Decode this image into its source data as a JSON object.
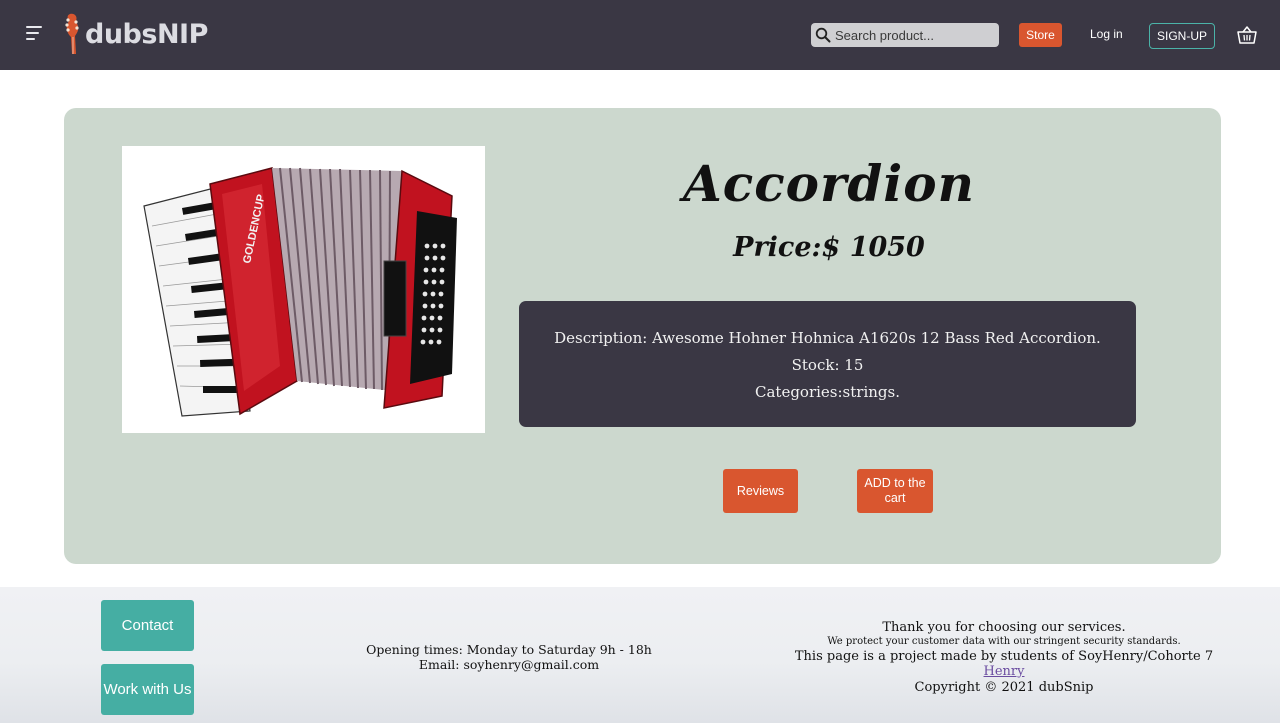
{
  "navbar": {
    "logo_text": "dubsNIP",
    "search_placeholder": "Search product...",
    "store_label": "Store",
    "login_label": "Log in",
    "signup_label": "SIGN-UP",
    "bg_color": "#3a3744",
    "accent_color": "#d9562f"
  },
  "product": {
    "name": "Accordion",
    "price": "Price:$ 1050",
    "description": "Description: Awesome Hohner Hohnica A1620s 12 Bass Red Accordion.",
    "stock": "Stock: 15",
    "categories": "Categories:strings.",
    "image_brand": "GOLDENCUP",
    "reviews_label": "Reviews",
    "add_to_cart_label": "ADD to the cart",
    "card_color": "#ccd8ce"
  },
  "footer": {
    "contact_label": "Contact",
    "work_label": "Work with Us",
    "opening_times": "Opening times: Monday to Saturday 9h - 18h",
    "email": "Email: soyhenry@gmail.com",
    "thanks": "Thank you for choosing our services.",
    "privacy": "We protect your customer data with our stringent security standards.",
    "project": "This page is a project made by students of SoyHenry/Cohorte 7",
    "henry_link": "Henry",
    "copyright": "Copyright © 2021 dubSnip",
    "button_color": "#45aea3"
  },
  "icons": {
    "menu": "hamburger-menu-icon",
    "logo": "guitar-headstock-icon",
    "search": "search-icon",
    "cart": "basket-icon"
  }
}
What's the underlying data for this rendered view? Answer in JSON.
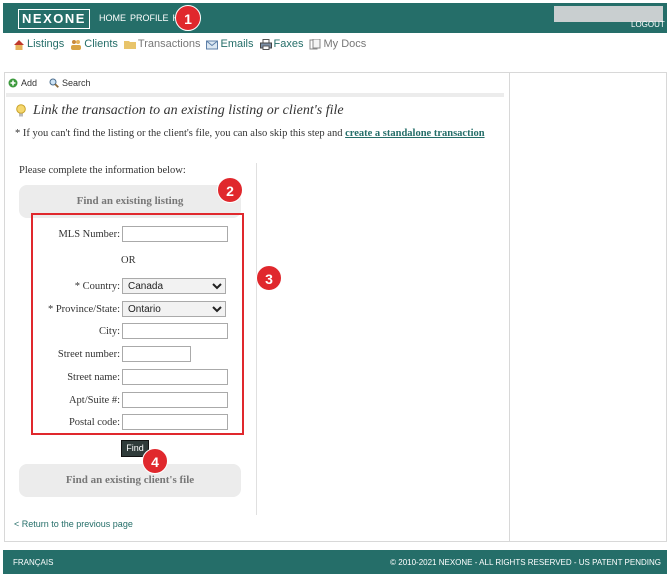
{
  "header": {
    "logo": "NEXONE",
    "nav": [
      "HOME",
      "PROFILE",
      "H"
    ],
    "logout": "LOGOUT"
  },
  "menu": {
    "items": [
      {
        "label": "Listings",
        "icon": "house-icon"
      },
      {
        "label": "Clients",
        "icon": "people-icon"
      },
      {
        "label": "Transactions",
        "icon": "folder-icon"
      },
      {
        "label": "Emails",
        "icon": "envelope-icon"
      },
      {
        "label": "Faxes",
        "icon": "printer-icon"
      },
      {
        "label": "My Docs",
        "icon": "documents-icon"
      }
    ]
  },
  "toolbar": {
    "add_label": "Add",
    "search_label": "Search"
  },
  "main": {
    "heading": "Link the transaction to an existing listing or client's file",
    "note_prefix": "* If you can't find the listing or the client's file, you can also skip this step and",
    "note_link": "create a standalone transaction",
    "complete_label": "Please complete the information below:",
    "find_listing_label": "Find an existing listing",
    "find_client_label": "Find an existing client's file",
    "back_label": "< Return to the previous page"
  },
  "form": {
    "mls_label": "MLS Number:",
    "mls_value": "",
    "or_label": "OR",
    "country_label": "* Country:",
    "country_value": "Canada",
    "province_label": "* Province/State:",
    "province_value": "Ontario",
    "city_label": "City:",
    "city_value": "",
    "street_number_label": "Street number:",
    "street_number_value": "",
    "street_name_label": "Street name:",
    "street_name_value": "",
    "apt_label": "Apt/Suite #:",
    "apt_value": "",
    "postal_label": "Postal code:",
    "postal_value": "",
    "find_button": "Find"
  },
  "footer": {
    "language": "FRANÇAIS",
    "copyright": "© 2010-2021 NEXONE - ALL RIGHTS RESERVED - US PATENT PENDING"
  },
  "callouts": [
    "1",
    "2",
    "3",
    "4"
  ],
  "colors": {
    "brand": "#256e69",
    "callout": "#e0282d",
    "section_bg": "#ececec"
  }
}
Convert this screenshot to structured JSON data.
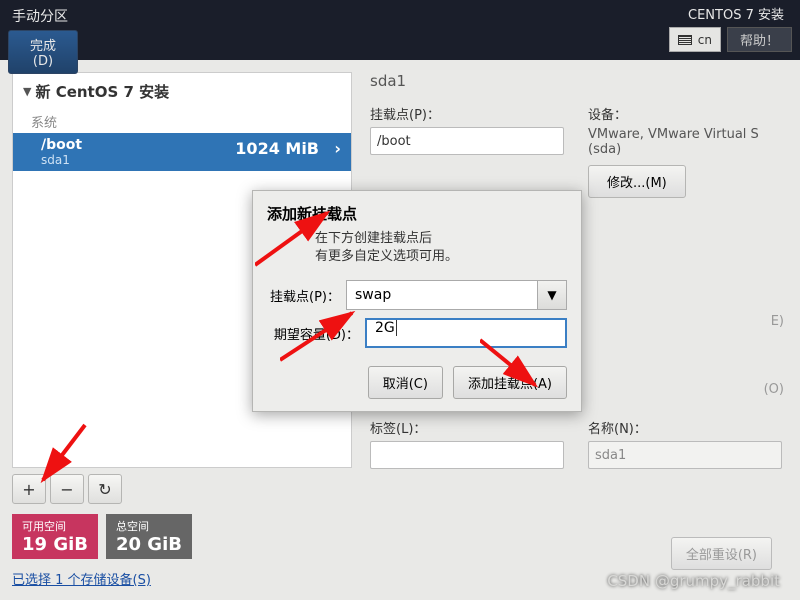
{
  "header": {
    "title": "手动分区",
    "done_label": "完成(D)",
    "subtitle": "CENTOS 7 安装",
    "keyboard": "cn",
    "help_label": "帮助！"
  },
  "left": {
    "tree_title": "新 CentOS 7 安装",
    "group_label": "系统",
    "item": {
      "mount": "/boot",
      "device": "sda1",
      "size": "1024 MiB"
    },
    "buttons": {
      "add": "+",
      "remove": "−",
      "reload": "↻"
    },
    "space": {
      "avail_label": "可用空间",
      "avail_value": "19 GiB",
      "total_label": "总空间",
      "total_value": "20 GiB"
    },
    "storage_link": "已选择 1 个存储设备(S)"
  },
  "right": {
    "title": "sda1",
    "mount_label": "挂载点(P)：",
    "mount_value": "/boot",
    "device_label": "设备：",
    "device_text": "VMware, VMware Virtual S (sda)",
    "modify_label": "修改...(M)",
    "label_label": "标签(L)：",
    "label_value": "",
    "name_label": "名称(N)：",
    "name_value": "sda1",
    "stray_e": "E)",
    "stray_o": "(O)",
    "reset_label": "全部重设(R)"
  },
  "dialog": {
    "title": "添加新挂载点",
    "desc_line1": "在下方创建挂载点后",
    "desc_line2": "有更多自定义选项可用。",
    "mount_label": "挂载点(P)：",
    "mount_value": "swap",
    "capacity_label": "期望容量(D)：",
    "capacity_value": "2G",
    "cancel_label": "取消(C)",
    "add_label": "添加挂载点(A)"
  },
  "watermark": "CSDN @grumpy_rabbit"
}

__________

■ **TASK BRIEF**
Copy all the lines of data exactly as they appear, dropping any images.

■ **PROBLEM SOLUTION**
Decode this image into its source data as a JSON object.
{
  "navbar": {
    "logo_text": "dubsNIP",
    "search_placeholder": "Search product...",
    "store_label": "Store",
    "login_label": "Log in",
    "signup_label": "SIGN-UP",
    "bg_color": "#3a3744",
    "accent_color": "#d9562f"
  },
  "product": {
    "name": "Accordion",
    "price": "Price:$ 1050",
    "description": "Description: Awesome Hohner Hohnica A1620s 12 Bass Red Accordion.",
    "stock": "Stock: 15",
    "categories": "Categories:strings.",
    "image_brand": "GOLDENCUP",
    "reviews_label": "Reviews",
    "add_to_cart_label": "ADD to the cart",
    "card_color": "#ccd8ce"
  },
  "footer": {
    "contact_label": "Contact",
    "work_label": "Work with Us",
    "opening_times": "Opening times: Monday to Saturday 9h - 18h",
    "email": "Email: soyhenry@gmail.com",
    "thanks": "Thank you for choosing our services.",
    "privacy": "We protect your customer data with our stringent security standards.",
    "project": "This page is a project made by students of SoyHenry/Cohorte 7",
    "henry_link": "Henry",
    "copyright": "Copyright © 2021 dubSnip",
    "button_color": "#45aea3"
  },
  "icons": {
    "menu": "hamburger-menu-icon",
    "logo": "guitar-headstock-icon",
    "search": "search-icon",
    "cart": "basket-icon"
  }
}
What's the underlying data for this rendered view? Answer in JSON.
{
  "header": {
    "logo": "NEXONE",
    "nav": [
      "HOME",
      "PROFILE",
      "H"
    ],
    "logout": "LOGOUT"
  },
  "menu": {
    "items": [
      {
        "label": "Listings",
        "icon": "house-icon"
      },
      {
        "label": "Clients",
        "icon": "people-icon"
      },
      {
        "label": "Transactions",
        "icon": "folder-icon"
      },
      {
        "label": "Emails",
        "icon": "envelope-icon"
      },
      {
        "label": "Faxes",
        "icon": "printer-icon"
      },
      {
        "label": "My Docs",
        "icon": "documents-icon"
      }
    ]
  },
  "toolbar": {
    "add_label": "Add",
    "search_label": "Search"
  },
  "main": {
    "heading": "Link the transaction to an existing listing or client's file",
    "note_prefix": "* If you can't find the listing or the client's file, you can also skip this step and",
    "note_link": "create a standalone transaction",
    "complete_label": "Please complete the information below:",
    "find_listing_label": "Find an existing listing",
    "find_client_label": "Find an existing client's file",
    "back_label": "< Return to the previous page"
  },
  "form": {
    "mls_label": "MLS Number:",
    "mls_value": "",
    "or_label": "OR",
    "country_label": "* Country:",
    "country_value": "Canada",
    "province_label": "* Province/State:",
    "province_value": "Ontario",
    "city_label": "City:",
    "city_value": "",
    "street_number_label": "Street number:",
    "street_number_value": "",
    "street_name_label": "Street name:",
    "street_name_value": "",
    "apt_label": "Apt/Suite #:",
    "apt_value": "",
    "postal_label": "Postal code:",
    "postal_value": "",
    "find_button": "Find"
  },
  "footer": {
    "language": "FRANÇAIS",
    "copyright": "© 2010-2021 NEXONE - ALL RIGHTS RESERVED - US PATENT PENDING"
  },
  "callouts": [
    "1",
    "2",
    "3",
    "4"
  ],
  "colors": {
    "brand": "#256e69",
    "callout": "#e0282d",
    "section_bg": "#ececec"
  }
}
Convert this screenshot to structured JSON data.
{
  "header": {
    "title": "手动分区",
    "done_label": "完成(D)",
    "subtitle": "CENTOS 7 安装",
    "keyboard": "cn",
    "help_label": "帮助！"
  },
  "left": {
    "tree_title": "新 CentOS 7 安装",
    "group_label": "系统",
    "item": {
      "mount": "/boot",
      "device": "sda1",
      "size": "1024 MiB"
    },
    "buttons": {
      "add": "+",
      "remove": "−",
      "reload": "↻"
    },
    "space": {
      "avail_label": "可用空间",
      "avail_value": "19 GiB",
      "total_label": "总空间",
      "total_value": "20 GiB"
    },
    "storage_link": "已选择 1 个存储设备(S)"
  },
  "right": {
    "title": "sda1",
    "mount_label": "挂载点(P)：",
    "mount_value": "/boot",
    "device_label": "设备：",
    "device_text": "VMware, VMware Virtual S (sda)",
    "modify_label": "修改...(M)",
    "label_label": "标签(L)：",
    "label_value": "",
    "name_label": "名称(N)：",
    "name_value": "sda1",
    "stray_e": "E)",
    "stray_o": "(O)",
    "reset_label": "全部重设(R)"
  },
  "dialog": {
    "title": "添加新挂载点",
    "desc_line1": "在下方创建挂载点后",
    "desc_line2": "有更多自定义选项可用。",
    "mount_label": "挂载点(P)：",
    "mount_value": "swap",
    "capacity_label": "期望容量(D)：",
    "capacity_value": "2G",
    "cancel_label": "取消(C)",
    "add_label": "添加挂载点(A)"
  },
  "watermark": "CSDN @grumpy_rabbit"
}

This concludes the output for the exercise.